Postmodernist Lyotard, for example, talks about science as a ‘metanarrative’ or a ‘big story’ which, according to postmodernists, makes them untrustworthy. Postmodernity discusses both ideology and religion in the same way; they are simply view of life and\or history. There is little difference, therefore, between the functions of scientific theories, religious doctrines and political ideologies; they provide untrustworthy ‘big stories’ for society to follow. This is also suggested in sociologists Berger and Luckmann’s ‘Universes of Meaning’ theory, however they do not seem them as untrustworthy – they see them as providing a positive function. The term ‘Universes of Meaning’ describes socially constructed belief systems; they are meant to give our lives meaning and certainty through constant legitimisation of the belief of a group. This appears in the development and refinement of theories of political ideologies like Marxism or Neo-Marxism, the weekly church service in Christianity or the use of experimentation and theorisation in science. It seems that there is, in fact, little different between science, politics and religion in terms of function – however, sociologists like Comte suggest otherwise.
Comte suggests that after the 18th century our minds became more ‘rational’ in the move towards science and philosophy. Although carrying very little value freedom, Comte’s theory is certainly true – there was an emergence in scientific theories and beliefs at this time called the Enlightenment. The Enlightenment promised to unlock the secrets of nature and improve the human condition, and promised objectivity and true representation of the world around us. Karl Popper suggested that this was probably due to the fact that, unlike politics and religion, science has a method of creating a hypothesis and only considering it a ‘theory’ when it could not be disproved. Popper did also suggest that theories are not ‘solid’ however, suggesting that there is some construction among scientific beliefs, which is also suggested by Knorr-Centina when she says that ‘facts are fabricated’ to fit beliefs. It is most likely because scientific theories are proved and then disproved that people have lost faith in science, which is suggested by postmodernist Giddens, and when advances have been made it has led to unintended effect on a massively global scale like nuclear war, which is discussed by postmodernist Beck. This loss of trust and solidarity may have left people just as sceptical of science as religion or certain ideologies.
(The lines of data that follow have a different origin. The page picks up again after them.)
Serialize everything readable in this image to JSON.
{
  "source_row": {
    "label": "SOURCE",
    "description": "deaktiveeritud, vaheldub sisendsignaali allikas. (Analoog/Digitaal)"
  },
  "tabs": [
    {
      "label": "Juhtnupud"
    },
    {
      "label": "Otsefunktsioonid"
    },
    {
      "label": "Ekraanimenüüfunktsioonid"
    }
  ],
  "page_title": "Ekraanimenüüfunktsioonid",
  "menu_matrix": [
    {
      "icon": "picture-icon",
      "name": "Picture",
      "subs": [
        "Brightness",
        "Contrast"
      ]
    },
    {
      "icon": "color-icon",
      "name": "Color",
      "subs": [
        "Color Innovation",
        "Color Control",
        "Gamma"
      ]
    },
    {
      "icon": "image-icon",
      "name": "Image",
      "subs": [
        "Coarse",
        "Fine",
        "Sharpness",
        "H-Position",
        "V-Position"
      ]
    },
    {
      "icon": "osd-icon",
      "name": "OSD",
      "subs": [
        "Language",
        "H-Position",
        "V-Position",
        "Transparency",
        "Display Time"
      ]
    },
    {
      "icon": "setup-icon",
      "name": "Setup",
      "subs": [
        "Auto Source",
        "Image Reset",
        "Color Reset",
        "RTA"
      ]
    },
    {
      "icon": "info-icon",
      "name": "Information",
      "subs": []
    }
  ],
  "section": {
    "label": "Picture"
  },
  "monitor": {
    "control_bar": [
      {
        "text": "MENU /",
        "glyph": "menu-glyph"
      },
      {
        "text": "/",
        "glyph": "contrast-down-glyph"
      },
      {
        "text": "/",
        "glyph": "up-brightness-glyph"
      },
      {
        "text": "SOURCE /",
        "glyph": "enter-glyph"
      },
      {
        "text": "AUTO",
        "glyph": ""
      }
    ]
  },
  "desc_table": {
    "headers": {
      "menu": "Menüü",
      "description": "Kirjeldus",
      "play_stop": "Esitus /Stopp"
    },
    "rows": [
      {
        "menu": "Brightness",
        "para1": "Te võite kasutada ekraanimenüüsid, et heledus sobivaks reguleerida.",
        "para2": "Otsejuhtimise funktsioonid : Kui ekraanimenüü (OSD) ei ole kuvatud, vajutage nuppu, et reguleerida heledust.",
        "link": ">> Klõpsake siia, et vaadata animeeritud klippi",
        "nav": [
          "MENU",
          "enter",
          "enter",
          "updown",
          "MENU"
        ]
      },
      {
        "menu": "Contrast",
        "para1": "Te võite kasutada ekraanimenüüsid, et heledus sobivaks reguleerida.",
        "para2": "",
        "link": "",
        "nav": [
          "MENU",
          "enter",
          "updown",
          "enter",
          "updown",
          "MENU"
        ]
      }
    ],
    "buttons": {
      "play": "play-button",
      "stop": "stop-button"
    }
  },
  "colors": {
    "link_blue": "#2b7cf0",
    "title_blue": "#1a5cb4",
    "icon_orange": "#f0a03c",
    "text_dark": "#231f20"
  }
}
According to Marxist theorists, ideology is far more important than science or religion – it controls them. Marx suggests that whoever controls the infrastructure (the economic base of society) controls the institutions of the superstructure, which includes, but is not limited to, science and religion. So, although both science and religion are considered to be the same in terms of functions, they are simply means by which ideology can be transmitted to the proletariat (the working class) from the bourgeoisie (the ruling class). They are what structural neo-Marxist Althusser called an ‘ideological state apparatus’, apparatus used by the state to indoctrinate people with the ideology. Feminists view it in the same way, but rather than a ruling class ideology they believe patriarchy (dominance of men) is the ideology being transmitted. Coote and Campbell suggest that it is the mixture of ‘economic and cultural systems’ that oppress, and science and religion as cultural systems do this. Science suggests that the male gene is